Jill and Carl then told us about STOMP and what the campaign is about. They then asked the room what everyone thought Walsingham Support should do to ensure that all the people we support are taking the right amount of medication, for the right reasons, and for the right amount of time. Some of the feedback included:

  • Ensuring that individuals are supported to their annual health checks
  • Involving people supported in decisions about their medication
  • Support staff keeping good records of symptoms, behaviour, moods etc. to ensure everyone involved knows how the individual is feeling
  • Working together with doctors, nurses, psychologists and other health care professionals

It was clear that everyone wanted Walsingham Support to sign up to the STOMP initiative, and so we will be appointing a lead to implement this.

The involvement group in Central and South have taken this on as a specific task, and will be looking at how people we support can best be supported to manage their medication.

Making Friends and Finding Love.
A workshop presented by the Supported Loving Network

The second workshop, titled Making Friends and Finding Love, was led by Sally Warren from the Supported Loving Network and Paradigm, and Sammy Butcher, also from the Supported Loving Network.

Through a very interactive session that included videos and voting, Sally and Sammy had us all thinking about the important relationships in our life, and what other relationships people would like.

Everyone at the conference was asked what Walsingham Support could do to empower and support people to make friends and find love. Some of the suggestions included:

  • Making sure staff are trained to support people in this area
  • Reviewing person-centred plans to include information about individuals’ preferences and how they wish to be supported
  • Looking into the use of volunteers to support people to activities round the clock
  • Asking relevant questions during the recruitment process
  • Nominating a member of staff to be a ‘champion’ for the topic

Therefore, we think it is important that Walsingham Support looks at getting the right training for staff to make sure they can support people with making friends and having relationships.

With the help of the involvement groups, we will review our Relationships policy so that it is reflective of what the people we support want.

The Involvement Group in Wales will be taking this project on and will look at how we can best support people in terms of their sexuality, making friends, and finding love. 

Involvement Groups

On day two, we had presentations from three involvement groups based in Wales, the South and Salters Hill in Hereford.

The group in the South delivered a very informative presentation on keeping healthy. Rather than focussing solely on having a healthy diet, the group also explored the importance of looking after your mental health, keeping fit, making time for friends and leisure, and looking after your spiritual needs.

They presented their 11 tips for staying healthy, and produced a health book to enable people to manage their health as independently as possible.

One member of the Southern involvement group said: “Presenting was fantastic. Telling everyone about our project and all the hard work we had done was a great feeling”

The group in Wales presented a role play on taking risks and staying safe. They also produced a leaflet on how people can stay safe.

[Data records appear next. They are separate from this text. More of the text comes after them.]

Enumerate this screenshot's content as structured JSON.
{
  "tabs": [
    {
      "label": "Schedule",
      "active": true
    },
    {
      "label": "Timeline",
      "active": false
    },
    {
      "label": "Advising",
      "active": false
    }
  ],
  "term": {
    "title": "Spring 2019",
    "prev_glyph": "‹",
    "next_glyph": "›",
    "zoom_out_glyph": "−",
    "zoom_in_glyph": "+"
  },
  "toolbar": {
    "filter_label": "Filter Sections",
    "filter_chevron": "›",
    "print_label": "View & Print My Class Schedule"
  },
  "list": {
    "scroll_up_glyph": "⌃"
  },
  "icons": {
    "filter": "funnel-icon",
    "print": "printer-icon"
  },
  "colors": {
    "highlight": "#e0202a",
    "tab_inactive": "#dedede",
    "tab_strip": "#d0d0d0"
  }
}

As you know, Salters Hill will be joining Walsingham Support in April 2018, so the representative group in Salters Hill gave a presentation on their life there, and what they do in their representative group meetings.

One member of the Salters Hill group said: “Our Group talked about what we do at Salters Hill and we showed everyone a video. We found it interesting and we would all like to go again next year”

Dance Syndrome

We rounded things off with a performance from the spectacular Dance Syndrome. Founder Jen Blackwell and fellow dancer Becky Rich debuted a new duet performance, and even gave us all a few lessons! Dance Syndrome proved to be very popular, with many people singing along.

We hope to produce as engaging a Conference next year, and create discussion and change on the topics most important to the people we support.